How to complete this task: Check each line of the entries below for the word "リリースマネージャー" and state only how many lines have it.

Dataset rows for apps and sites
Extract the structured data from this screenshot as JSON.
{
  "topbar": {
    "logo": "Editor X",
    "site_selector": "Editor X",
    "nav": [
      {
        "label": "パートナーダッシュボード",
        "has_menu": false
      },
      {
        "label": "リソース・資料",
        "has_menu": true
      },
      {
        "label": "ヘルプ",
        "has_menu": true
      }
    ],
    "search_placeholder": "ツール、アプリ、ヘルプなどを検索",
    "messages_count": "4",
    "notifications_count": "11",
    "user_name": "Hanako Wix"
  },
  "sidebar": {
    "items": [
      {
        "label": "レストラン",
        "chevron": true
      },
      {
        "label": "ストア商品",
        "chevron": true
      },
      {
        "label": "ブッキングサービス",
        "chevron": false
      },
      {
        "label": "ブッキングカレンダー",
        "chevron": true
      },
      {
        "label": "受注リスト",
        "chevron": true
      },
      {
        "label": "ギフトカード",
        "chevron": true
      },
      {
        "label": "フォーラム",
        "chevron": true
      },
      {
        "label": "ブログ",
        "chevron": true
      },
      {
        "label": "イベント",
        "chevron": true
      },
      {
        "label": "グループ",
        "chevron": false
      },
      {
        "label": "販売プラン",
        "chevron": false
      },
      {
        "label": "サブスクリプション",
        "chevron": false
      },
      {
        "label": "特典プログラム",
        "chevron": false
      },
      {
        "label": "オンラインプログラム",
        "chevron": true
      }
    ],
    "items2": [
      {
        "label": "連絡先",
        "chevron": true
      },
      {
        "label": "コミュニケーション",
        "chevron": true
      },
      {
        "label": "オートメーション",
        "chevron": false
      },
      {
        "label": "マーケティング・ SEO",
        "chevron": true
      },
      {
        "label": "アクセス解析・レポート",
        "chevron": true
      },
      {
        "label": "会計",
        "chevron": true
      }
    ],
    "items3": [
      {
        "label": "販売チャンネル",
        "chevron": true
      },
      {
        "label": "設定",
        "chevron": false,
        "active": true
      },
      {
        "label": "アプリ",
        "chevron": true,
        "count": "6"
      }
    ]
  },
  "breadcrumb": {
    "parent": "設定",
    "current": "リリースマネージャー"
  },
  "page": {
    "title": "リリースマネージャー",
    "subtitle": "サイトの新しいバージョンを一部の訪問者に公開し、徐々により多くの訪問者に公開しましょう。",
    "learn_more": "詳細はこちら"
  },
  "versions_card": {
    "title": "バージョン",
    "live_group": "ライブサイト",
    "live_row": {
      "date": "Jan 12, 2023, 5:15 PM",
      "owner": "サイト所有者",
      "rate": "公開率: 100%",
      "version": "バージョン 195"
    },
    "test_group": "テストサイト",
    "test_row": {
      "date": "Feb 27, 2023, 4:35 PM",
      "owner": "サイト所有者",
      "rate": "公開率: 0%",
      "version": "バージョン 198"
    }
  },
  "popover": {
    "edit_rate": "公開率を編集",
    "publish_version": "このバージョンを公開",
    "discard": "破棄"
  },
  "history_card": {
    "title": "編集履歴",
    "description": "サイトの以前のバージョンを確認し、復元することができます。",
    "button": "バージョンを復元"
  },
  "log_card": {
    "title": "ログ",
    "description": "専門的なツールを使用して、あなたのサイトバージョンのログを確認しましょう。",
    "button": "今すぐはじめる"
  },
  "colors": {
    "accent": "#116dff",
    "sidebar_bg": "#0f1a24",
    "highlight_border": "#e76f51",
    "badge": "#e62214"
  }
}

Answer space: 2